The project has been moving in fits and starts through the various review processes for about a year. The Atlanta Regional Commission handed the project to Mayor Kasim Reed in an Aug. 28 letter that said the ARC doesn’t have purview: The project isn’t big enough to qualify as a “development of regional impact.”
The development is proposed by a duo that has retooled the face of several urban neighborhoods – Sembler Co. and Jeff Fuqua. The total square footage being proposed, 400,000 square feet, is roughly a third the size of Lenox Square.
In the past decade, Sembler and Fuqua produced game-changing projects including the former Lindbergh Plaza in Buckhead; Little Five Points’ Edgewood Retail District; the Prado in Sandy Springs; and TOWN Brookhaven. Sembler also developed Perimeter Place, north of Perimeter Mall.
Regional planners are well familiar with the Sembler/Fuqua development model and have suggested some significant alterations in the current proposal.
The main suggestion is to not build a retail center.
According to the ARC’s analysis that was sent to the mayor:
- “The ideal development on this site would include additional residential and office uses. If the developer is not able to or interested in providing additional density on this site at this time, the development proposal should be structured in a way as to allow incremental increases in density in the future.”
MARTA raised concerns that range from a potential loss of riders to the prospect of shopping carts being taken from the shopping center to the transit station and abandoned.
The Atlanta chapter of Congress for the New Urbanism wrote a letter against the project. The letter cites Atlanta’s 40-year effort to foster walkable, mixed-use neighborhood and says the project defies that effort:
- “We believe the Lindbergh proposal would represent a step backwards if approved. While the proposed site plan is clearly not consistent with any recognized principles of good urban design or transit oriented development (including those established by the Congress for the New Urbanism), we recognize that design specifics are always subject to change as projects move forward. What concerns us more is the precedent that this disregard for the sound planning would represent.”
The Atlanta City Council has been poised for a few months to vote on a rezoning application and a related change in the city’s Comprehensive Development Plan.
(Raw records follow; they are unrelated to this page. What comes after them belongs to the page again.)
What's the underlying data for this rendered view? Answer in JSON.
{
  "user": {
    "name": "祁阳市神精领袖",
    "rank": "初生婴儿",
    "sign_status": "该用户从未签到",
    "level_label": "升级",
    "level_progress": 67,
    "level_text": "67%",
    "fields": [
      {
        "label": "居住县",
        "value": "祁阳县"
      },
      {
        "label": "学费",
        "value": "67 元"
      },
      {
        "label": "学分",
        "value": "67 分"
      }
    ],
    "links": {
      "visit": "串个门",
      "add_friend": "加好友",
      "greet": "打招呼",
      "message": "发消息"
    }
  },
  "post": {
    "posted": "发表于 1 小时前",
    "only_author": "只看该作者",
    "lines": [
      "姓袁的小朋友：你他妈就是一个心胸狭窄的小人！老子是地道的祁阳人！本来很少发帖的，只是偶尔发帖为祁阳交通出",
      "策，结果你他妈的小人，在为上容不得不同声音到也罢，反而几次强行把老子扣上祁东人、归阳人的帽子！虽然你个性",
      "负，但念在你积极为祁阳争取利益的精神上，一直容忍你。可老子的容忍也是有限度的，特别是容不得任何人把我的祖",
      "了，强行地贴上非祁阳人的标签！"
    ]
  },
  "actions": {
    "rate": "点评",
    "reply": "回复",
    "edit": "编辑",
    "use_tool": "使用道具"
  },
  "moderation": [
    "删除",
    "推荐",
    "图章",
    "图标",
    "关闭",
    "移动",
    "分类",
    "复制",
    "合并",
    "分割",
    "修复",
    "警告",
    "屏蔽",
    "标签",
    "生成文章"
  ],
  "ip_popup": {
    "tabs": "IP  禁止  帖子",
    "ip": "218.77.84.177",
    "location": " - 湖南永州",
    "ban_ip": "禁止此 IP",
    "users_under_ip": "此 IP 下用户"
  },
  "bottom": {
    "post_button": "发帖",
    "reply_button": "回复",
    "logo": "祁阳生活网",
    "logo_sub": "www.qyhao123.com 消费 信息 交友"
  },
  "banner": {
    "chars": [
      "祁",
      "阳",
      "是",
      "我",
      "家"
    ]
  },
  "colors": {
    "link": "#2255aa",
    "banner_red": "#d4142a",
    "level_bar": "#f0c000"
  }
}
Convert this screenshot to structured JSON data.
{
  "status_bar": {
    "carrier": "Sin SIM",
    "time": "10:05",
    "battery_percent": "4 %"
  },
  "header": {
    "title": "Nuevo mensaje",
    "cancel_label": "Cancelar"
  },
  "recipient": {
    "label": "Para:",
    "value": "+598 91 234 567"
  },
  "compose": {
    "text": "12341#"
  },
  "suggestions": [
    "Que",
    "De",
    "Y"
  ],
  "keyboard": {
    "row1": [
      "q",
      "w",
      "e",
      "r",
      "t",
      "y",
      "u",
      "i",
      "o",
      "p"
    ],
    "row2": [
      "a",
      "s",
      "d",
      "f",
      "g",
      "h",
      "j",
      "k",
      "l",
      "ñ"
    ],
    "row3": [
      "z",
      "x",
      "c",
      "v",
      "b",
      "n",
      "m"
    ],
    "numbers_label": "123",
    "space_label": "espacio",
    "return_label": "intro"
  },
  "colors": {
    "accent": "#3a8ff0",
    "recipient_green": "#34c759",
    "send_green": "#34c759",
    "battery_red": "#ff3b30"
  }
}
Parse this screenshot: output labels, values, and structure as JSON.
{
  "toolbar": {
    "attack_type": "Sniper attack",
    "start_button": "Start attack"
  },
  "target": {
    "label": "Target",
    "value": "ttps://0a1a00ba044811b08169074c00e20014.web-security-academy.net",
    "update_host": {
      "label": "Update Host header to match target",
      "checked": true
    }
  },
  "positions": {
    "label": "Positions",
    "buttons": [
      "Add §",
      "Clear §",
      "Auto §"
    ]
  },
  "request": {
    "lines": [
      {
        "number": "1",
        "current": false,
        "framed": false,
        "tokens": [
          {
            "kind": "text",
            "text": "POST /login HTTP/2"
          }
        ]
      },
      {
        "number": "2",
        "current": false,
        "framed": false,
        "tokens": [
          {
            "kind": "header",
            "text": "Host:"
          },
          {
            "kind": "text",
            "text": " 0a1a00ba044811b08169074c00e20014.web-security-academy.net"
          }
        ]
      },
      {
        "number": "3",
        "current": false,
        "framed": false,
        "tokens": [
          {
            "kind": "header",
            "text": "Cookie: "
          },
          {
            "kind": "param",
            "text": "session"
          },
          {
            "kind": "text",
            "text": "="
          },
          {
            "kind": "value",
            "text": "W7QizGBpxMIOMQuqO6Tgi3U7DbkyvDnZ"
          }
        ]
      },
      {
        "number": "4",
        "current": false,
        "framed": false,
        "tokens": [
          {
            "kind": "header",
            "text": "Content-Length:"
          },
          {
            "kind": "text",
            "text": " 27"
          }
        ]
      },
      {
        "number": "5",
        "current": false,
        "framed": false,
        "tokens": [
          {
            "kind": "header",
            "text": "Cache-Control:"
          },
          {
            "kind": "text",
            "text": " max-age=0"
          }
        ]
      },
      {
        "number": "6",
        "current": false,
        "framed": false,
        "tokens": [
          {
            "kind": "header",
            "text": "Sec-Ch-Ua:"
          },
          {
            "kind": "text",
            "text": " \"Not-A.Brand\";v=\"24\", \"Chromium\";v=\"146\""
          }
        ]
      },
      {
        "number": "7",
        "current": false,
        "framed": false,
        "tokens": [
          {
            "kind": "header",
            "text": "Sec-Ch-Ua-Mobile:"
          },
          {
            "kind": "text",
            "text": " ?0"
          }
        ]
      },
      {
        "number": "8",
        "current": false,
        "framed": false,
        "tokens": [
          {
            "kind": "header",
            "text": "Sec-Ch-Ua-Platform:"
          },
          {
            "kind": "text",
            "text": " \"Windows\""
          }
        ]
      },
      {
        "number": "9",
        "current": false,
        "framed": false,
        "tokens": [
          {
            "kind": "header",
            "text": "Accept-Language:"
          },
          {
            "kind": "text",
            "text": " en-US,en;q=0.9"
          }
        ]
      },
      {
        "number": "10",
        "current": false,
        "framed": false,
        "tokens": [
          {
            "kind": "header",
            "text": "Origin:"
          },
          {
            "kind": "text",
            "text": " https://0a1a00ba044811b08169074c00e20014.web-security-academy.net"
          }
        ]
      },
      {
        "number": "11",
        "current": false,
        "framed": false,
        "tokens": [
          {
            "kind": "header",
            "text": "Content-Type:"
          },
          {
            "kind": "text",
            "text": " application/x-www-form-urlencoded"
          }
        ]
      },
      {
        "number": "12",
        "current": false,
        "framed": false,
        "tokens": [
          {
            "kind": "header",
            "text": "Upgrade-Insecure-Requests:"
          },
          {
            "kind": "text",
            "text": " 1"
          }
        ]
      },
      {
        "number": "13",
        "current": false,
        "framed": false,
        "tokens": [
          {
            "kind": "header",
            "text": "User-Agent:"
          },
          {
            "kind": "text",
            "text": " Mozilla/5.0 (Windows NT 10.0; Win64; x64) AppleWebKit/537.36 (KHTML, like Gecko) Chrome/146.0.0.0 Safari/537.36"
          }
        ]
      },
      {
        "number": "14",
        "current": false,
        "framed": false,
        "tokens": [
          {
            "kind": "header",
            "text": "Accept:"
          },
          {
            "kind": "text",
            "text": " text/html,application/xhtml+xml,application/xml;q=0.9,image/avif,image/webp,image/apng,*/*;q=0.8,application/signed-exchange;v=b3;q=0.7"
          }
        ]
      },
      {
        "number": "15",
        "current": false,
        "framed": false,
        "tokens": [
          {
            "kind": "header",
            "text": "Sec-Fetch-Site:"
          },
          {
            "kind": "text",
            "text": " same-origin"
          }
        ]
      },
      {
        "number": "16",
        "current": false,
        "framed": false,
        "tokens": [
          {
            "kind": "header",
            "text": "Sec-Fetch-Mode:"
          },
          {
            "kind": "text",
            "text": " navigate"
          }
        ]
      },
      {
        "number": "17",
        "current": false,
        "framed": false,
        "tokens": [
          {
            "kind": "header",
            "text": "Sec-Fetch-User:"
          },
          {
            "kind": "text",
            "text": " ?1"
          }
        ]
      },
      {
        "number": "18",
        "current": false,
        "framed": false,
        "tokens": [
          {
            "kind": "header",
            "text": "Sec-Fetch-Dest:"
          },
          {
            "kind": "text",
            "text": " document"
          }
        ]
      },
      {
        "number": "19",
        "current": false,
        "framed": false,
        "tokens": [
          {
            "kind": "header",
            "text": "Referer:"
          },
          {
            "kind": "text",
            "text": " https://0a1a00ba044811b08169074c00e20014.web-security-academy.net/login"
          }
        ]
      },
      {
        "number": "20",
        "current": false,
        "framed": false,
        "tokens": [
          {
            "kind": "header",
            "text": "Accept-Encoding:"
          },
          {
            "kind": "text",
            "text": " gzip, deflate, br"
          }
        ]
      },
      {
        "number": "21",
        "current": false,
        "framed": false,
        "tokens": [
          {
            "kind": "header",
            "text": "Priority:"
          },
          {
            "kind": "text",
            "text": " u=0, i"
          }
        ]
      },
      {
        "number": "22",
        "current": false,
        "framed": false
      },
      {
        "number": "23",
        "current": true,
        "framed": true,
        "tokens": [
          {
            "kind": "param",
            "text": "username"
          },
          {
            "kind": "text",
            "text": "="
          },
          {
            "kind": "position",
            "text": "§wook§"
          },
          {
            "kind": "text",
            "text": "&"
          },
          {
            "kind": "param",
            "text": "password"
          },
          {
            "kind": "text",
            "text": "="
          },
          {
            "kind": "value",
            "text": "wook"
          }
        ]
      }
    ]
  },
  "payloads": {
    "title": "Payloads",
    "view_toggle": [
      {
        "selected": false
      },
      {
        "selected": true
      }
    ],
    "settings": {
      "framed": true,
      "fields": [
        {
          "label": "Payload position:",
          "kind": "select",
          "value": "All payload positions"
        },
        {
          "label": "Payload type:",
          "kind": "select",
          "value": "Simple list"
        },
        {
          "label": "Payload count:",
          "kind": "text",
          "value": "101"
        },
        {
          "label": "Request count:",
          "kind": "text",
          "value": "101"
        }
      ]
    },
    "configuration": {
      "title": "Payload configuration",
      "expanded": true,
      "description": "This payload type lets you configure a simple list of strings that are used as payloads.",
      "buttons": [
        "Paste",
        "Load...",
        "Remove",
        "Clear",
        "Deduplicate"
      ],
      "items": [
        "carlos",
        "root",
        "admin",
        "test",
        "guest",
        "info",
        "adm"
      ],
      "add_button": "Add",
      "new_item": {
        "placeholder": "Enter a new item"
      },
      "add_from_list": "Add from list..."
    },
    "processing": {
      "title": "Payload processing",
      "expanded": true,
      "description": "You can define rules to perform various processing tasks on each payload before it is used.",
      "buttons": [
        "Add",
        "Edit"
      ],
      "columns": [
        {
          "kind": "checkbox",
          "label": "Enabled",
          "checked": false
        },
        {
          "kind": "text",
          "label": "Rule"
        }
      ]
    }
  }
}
The matter was expected to have come up for a vote at the council’s Sept. 4 meeting, according to some documents, but it wasn’t called for a vote.
The development site is located across Piedmont Road from the Lindbergh City Center project, which is a transit oriented development at MARTA’s Lindbergh Station. Another reference point is that it is immediately south of the Home Depot and Target section of Lindbergh Plaza, which Sembler demolished, rebuilt and reopened in 2006.
The proposed development would provide 216,399 square feet of residential space and 183,600 square feet of retail space. There also would be a three-acre park, which was endorsed by Livable Buckhead in the package the ARC sent to the mayor’s office.
The big box tenant would have 150,000 square feet, about the size of the Walmart in the Selig Enterprises project located at the corner of I-75 and Howell Mill Road.
Walmart is widely rumored to be the major tenant of the Buckhead project. The company did not respond Monday to a request for comment.
Walmart has been on a roll the past year, with its stock price climbing from just above $49 a share a year ago to just over $75 on Monday. Part of the growth stems from the company’s focus on opening in cities because it has exhausted opportunities in rural and suburban markets, according to the company.
The mayor has made glowing remarks about the company’s investment in Atlanta. At a groundbreaking ceremony this year for a store on Martin Luther King Jr. Drive, Reed noted that Walmart is strengthening the community through its investment in a shopping center that Publix left – Historic Westside Village.